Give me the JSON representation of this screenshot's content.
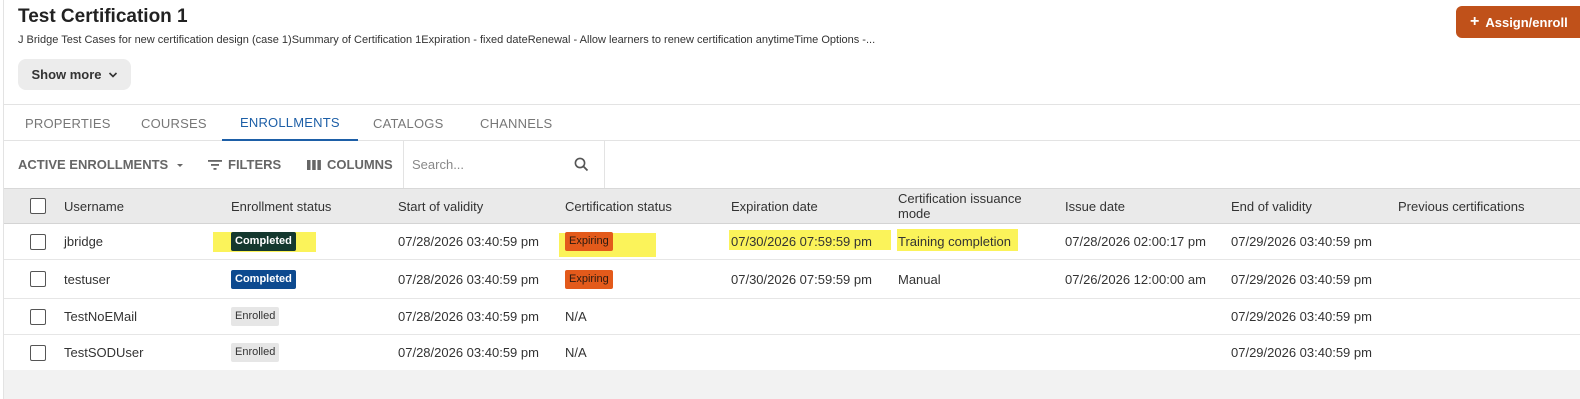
{
  "header": {
    "title": "Test Certification 1",
    "description": "J Bridge Test Cases for new certification design (case 1)Summary of Certification 1Expiration - fixed dateRenewal - Allow learners to renew certification anytimeTime Options -...",
    "show_more_label": "Show more",
    "assign_label": "Assign/enroll"
  },
  "tabs": [
    {
      "label": "PROPERTIES",
      "active": false
    },
    {
      "label": "COURSES",
      "active": false
    },
    {
      "label": "ENROLLMENTS",
      "active": true
    },
    {
      "label": "CATALOGS",
      "active": false
    },
    {
      "label": "CHANNELS",
      "active": false
    }
  ],
  "toolbar": {
    "view_label": "ACTIVE ENROLLMENTS",
    "filters_label": "FILTERS",
    "columns_label": "COLUMNS",
    "search_placeholder": "Search..."
  },
  "table": {
    "columns": [
      "Username",
      "Enrollment status",
      "Start of validity",
      "Certification status",
      "Expiration date",
      "Certification issuance mode",
      "Issue date",
      "End of validity",
      "Previous certifications"
    ],
    "rows": [
      {
        "username": "jbridge",
        "enrollment_status": "Completed",
        "start_of_validity": "07/28/2026 03:40:59 pm",
        "certification_status": "Expiring",
        "expiration_date": "07/30/2026 07:59:59 pm",
        "issuance_mode": "Training completion",
        "issue_date": "07/28/2026 02:00:17 pm",
        "end_of_validity": "07/29/2026 03:40:59 pm",
        "previous_certifications": ""
      },
      {
        "username": "testuser",
        "enrollment_status": "Completed",
        "start_of_validity": "07/28/2026 03:40:59 pm",
        "certification_status": "Expiring",
        "expiration_date": "07/30/2026 07:59:59 pm",
        "issuance_mode": "Manual",
        "issue_date": "07/26/2026 12:00:00 am",
        "end_of_validity": "07/29/2026 03:40:59 pm",
        "previous_certifications": ""
      },
      {
        "username": "TestNoEMail",
        "enrollment_status": "Enrolled",
        "start_of_validity": "07/28/2026 03:40:59 pm",
        "certification_status": "N/A",
        "expiration_date": "",
        "issuance_mode": "",
        "issue_date": "",
        "end_of_validity": "07/29/2026 03:40:59 pm",
        "previous_certifications": ""
      },
      {
        "username": "TestSODUser",
        "enrollment_status": "Enrolled",
        "start_of_validity": "07/28/2026 03:40:59 pm",
        "certification_status": "N/A",
        "expiration_date": "",
        "issuance_mode": "",
        "issue_date": "",
        "end_of_validity": "07/29/2026 03:40:59 pm",
        "previous_certifications": ""
      }
    ]
  },
  "colors": {
    "accent": "#1d5fa7",
    "assign_button": "#c0511a",
    "completed_badge": "#0d4a8f",
    "expiring_badge": "#e35a1b",
    "highlight": "#fbf35a"
  }
}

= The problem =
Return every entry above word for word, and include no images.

= Result of the exercise =
Give me the JSON representation of this screenshot's content.
{
  "header": {
    "title": "Test Certification 1",
    "description": "J Bridge Test Cases for new certification design (case 1)Summary of Certification 1Expiration - fixed dateRenewal - Allow learners to renew certification anytimeTime Options -...",
    "show_more_label": "Show more",
    "assign_label": "Assign/enroll"
  },
  "tabs": [
    {
      "label": "PROPERTIES",
      "active": false
    },
    {
      "label": "COURSES",
      "active": false
    },
    {
      "label": "ENROLLMENTS",
      "active": true
    },
    {
      "label": "CATALOGS",
      "active": false
    },
    {
      "label": "CHANNELS",
      "active": false
    }
  ],
  "toolbar": {
    "view_label": "ACTIVE ENROLLMENTS",
    "filters_label": "FILTERS",
    "columns_label": "COLUMNS",
    "search_placeholder": "Search..."
  },
  "table": {
    "columns": [
      "Username",
      "Enrollment status",
      "Start of validity",
      "Certification status",
      "Expiration date",
      "Certification issuance mode",
      "Issue date",
      "End of validity",
      "Previous certifications"
    ],
    "rows": [
      {
        "username": "jbridge",
        "enrollment_status": "Completed",
        "start_of_validity": "07/28/2026 03:40:59 pm",
        "certification_status": "Expiring",
        "expiration_date": "07/30/2026 07:59:59 pm",
        "issuance_mode": "Training completion",
        "issue_date": "07/28/2026 02:00:17 pm",
        "end_of_validity": "07/29/2026 03:40:59 pm",
        "previous_certifications": ""
      },
      {
        "username": "testuser",
        "enrollment_status": "Completed",
        "start_of_validity": "07/28/2026 03:40:59 pm",
        "certification_status": "Expiring",
        "expiration_date": "07/30/2026 07:59:59 pm",
        "issuance_mode": "Manual",
        "issue_date": "07/26/2026 12:00:00 am",
        "end_of_validity": "07/29/2026 03:40:59 pm",
        "previous_certifications": ""
      },
      {
        "username": "TestNoEMail",
        "enrollment_status": "Enrolled",
        "start_of_validity": "07/28/2026 03:40:59 pm",
        "certification_status": "N/A",
        "expiration_date": "",
        "issuance_mode": "",
        "issue_date": "",
        "end_of_validity": "07/29/2026 03:40:59 pm",
        "previous_certifications": ""
      },
      {
        "username": "TestSODUser",
        "enrollment_status": "Enrolled",
        "start_of_validity": "07/28/2026 03:40:59 pm",
        "certification_status": "N/A",
        "expiration_date": "",
        "issuance_mode": "",
        "issue_date": "",
        "end_of_validity": "07/29/2026 03:40:59 pm",
        "previous_certifications": ""
      }
    ]
  },
  "colors": {
    "accent": "#1d5fa7",
    "assign_button": "#c0511a",
    "completed_badge": "#0d4a8f",
    "expiring_badge": "#e35a1b",
    "highlight": "#fbf35a"
  }
}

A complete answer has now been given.